I like to take a walk just to see what I can see, like the bear that went over the mountain, in the old song. You never know what might be found, until you look. Keep looking, and something of interest will turn up. Here’s a recent example — nothing stupendous, but a small story that started simply by noting something unexpected, checking it out and seeing what developed.
A friend and I walked along a small stream, talking (of course) and looking at wind-throws and mosses and whatever. We spotted something yellow, bright yellow, floating in a backwater. We detoured down to the edge of the stream and checked out the odd yellow object. It was an uprooted skunk cabbage plant; there was the rootstock with many thick roots and two shoots ready for next spring, a green one, partly eaten, and a yellow one that would be next spring’s flowering stalk. I’d never seen the full rootstock before (bears like to dig it up and eat it) nor all those roots, so that was new and interesting. But why was it left there?
As we pondered the floating skunk cabbage, we noted a pile of sticks, just a little way down the shoreline. We quickly saw that this was a winter cache made by beavers — sticks neatly cut and stacked. The cache held branches and twigs of several species: lots of rusty menziesia, some alder and blueberry and a few hemlock branches. An unusual assortment, in my experience. When they can get them, beavers really like cottonwood and willows, but these were not available in this area.
If there is a cache, there should be a beaver lodge nearby. But we could find no conventional lodge built of a mound of sticks and mud. Maybe these beavers lived in a bank burrow, under the roots of a big spruce tree. The beavers had built a small dam a short distance downstream of the cache. By raising the water level, they would keep the entrance to their living quarters underwater, protecting their “doorway.”
As we meandered along upstream, after our detour, we began to note the stubs of cut-off shrubs in several areas. These cuts, and those on the cached sticks, looked quite fresh. Soon we saw several narrow trails running from the creek-edge up into the woods, where there were more cut stubs. A few cut branches had been left along the trails, perhaps to be hauled later to the cache. Some of these trails had been made after a snowfall, and there were dollops of mud and footprints as evidence of recent use. Beavers had used some of these trails repeatedly, so they were well trampled. But we could find a number of clear footprints of beavers’ hind feet. And otters had used the trails, too.
These signs obviously meant that the beavers had been active outside of their winter quarters, even though they had a cache.

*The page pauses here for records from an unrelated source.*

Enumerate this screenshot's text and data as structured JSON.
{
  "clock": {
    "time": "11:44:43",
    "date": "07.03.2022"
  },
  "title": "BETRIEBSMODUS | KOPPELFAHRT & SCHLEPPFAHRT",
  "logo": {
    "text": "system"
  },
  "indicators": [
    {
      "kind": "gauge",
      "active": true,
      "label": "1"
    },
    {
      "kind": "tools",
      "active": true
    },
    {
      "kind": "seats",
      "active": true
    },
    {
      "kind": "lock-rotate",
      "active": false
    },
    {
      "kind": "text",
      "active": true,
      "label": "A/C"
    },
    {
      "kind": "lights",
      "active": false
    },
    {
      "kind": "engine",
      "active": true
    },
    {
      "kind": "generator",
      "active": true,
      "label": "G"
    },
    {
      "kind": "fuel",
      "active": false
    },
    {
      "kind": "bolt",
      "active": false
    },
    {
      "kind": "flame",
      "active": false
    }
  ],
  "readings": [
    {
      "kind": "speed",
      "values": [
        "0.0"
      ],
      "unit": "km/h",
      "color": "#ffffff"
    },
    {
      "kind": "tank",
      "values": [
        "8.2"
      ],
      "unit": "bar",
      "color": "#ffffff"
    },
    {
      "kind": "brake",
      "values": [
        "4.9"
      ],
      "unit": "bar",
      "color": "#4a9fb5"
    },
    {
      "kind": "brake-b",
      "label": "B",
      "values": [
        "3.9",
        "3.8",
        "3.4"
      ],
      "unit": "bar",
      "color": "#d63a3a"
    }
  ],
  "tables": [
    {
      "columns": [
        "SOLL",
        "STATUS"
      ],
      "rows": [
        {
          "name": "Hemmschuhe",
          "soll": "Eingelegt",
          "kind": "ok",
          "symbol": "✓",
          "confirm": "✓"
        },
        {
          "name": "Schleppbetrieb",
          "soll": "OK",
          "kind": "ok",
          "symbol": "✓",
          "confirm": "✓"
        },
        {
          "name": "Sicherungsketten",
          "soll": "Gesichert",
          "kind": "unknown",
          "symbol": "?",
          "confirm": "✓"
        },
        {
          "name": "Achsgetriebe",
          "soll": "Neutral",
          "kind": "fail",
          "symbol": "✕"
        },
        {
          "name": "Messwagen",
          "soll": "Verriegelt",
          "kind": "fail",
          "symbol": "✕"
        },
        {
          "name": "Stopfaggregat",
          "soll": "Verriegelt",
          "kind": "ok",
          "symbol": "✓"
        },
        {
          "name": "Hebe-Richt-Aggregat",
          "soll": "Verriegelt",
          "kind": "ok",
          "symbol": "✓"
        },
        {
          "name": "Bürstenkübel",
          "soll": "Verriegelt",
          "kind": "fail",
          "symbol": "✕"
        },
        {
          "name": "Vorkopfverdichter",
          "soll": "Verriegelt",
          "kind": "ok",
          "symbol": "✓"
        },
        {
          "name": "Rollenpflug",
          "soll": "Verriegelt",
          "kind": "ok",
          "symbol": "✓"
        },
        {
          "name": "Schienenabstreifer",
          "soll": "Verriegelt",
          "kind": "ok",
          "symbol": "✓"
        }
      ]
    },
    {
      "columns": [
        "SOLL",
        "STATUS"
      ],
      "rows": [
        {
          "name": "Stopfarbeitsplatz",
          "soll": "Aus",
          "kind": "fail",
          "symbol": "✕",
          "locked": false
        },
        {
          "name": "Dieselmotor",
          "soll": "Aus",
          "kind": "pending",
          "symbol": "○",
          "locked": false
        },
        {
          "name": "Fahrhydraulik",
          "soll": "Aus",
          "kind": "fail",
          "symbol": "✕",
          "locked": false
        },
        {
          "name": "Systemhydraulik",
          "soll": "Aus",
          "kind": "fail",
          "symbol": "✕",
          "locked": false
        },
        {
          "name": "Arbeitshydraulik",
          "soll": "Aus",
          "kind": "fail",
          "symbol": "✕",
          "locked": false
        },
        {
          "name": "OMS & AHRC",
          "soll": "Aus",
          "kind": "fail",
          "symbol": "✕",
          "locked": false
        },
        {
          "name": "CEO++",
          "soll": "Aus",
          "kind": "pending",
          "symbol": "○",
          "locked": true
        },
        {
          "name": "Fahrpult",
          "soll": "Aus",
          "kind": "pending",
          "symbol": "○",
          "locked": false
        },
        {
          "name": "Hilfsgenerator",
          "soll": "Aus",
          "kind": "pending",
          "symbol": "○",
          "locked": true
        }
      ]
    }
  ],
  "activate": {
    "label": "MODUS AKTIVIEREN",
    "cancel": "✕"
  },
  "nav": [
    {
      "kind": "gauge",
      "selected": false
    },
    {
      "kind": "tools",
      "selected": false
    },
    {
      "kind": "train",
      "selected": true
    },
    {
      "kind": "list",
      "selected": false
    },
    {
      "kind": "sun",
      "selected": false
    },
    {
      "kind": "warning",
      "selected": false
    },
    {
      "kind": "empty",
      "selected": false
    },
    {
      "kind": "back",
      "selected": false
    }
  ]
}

This is known to happen, but usually beavers spend the winter months snug in their houses, the adults living partly off stored body fat, and the young ones, still growing, feeding on the cache. If you stand, very quietly, close to a beaver lodge, you may hear the family members talking to each other, murmuring and chuckling.
There you have it — a simple story, but very pleasing to see how one thing led to another. The story expanded from a single basic observation of something that seemed out of place into a picture of family life and uncommon winter activity. Would we have seen those small trails and footprints as we walked along? Certainly. But we would have missed the skunk cabbage and the cache and the invisible lodge. So the picture would have been sorely incomplete.
• Mary F. Willson is a retired professor of ecology.